Keep your article on Bradley the M's handy, because you're probably going to have to admit you were wrong. I do say "probably," because he is at the turning point of his career, and with his talent, I think he is going to rise to the occasion. Merry Christmas!
Michael and Bill, here's hoping your faith is rewarded. Maybe Bradley has been misunderstood all along.
I was the Expos play-by-play announcer when Bradley arrived in the majors. As a rookie he used to wear a tee shirt under his baseball uniform with this caption: "Do I look like a [bleeping] people person to you?"
… on the other hand.
Winter meetings winners/losers
Granderson's contract is not so nice coming up. In two years he will be paid a whopping $18 million which goes along with the other bad contracts the Tigers have put together and that is the reason for trading him. He's a nice player but not at that cost.

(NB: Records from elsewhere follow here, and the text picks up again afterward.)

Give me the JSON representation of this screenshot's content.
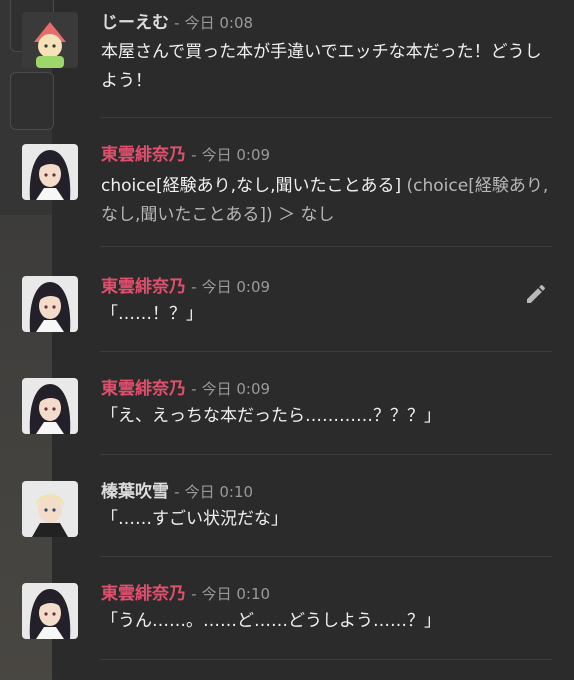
{
  "messages": [
    {
      "author": "じーえむ",
      "sep": "-",
      "time": "今日 0:08",
      "text": "本屋さんで買った本が手違いでエッチな本だった！どうしよう！"
    },
    {
      "author": "東雲緋奈乃",
      "sep": "-",
      "time": "今日 0:09",
      "text": "choice[経験あり,なし,聞いたことある]",
      "text_dim": " (choice[経験あり,なし,聞いたことある]) ＞ なし"
    },
    {
      "author": "東雲緋奈乃",
      "sep": "-",
      "time": "今日 0:09",
      "text": "「……！？」"
    },
    {
      "author": "東雲緋奈乃",
      "sep": "-",
      "time": "今日 0:09",
      "text": "「え、えっちな本だったら…………？？？」"
    },
    {
      "author": "榛葉吹雪",
      "sep": "-",
      "time": "今日 0:10",
      "text": "「……すごい状況だな」"
    },
    {
      "author": "東雲緋奈乃",
      "sep": "-",
      "time": "今日 0:10",
      "text": "「うん……。……ど……どうしよう……？」"
    }
  ],
  "icons": {
    "edit": "pencil-icon"
  },
  "colors": {
    "background": "#2b2b2b",
    "author_highlight": "#e0506e",
    "timestamp": "#9a9a9a"
  }
}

Grand Blanc, Mich.
Granderson's left-handed power will be accentuated at Yankee Stadium and he will thrive in the biggest media market. I predict at least two productive seasons in pinstripes out of him.
The Brewers sign Randy Wolf(notes) for some much needed improvement to their starting rotation and sign LaTroy Hawkins(notes) to bolster the back end of the bullpen and you don't even mention them? Even if they overpaid a bit, you have to admit that they are a better team coming out of the meetings than they were going in. I see a potential five-win increase from just these moves.
Sorry I couldn't list all 30 teams as winners or losers. Yes, the Brewers added a reliable starter in Wolf and a reliable reliever in Hawkins, but they paid top dollar for pitchers getting a tad long in the tooth. Wolf and Hawkins are tremendous people that will make up for the loss of the relentlessly positive Mike Cameron(notes) in the clubhouse. Hopefully for the Brewers, their performance will be as marvelous as their personalities.
You are way off on the Baltimore Orioles. How can you consider them losers for picking up a veteran starter, which we needed, for a reliever and a Rule 5 pick? Especially considering we've endured 12 straight losing seasons; this is a smart move. I read this and actually assumed you have something personal against Kevin Millwood(notes), Andy MacPhail, the Baltimore Orioles or all of them.
I have nothing against Millwood or the O's. I merely pointed out that MacPhail's expectation that Millwood would be a good example for young pitchers is odd considering that Nolan Ryan felt the need to have a stern talk with Millwood about proper conditioning and work habits in Texas.
Hey, I have nothing against Milton Bradley, either. Despite my admittedly dire predictions, I sincerely hope he succeeds in Seattle. That would be the best story anybody could write.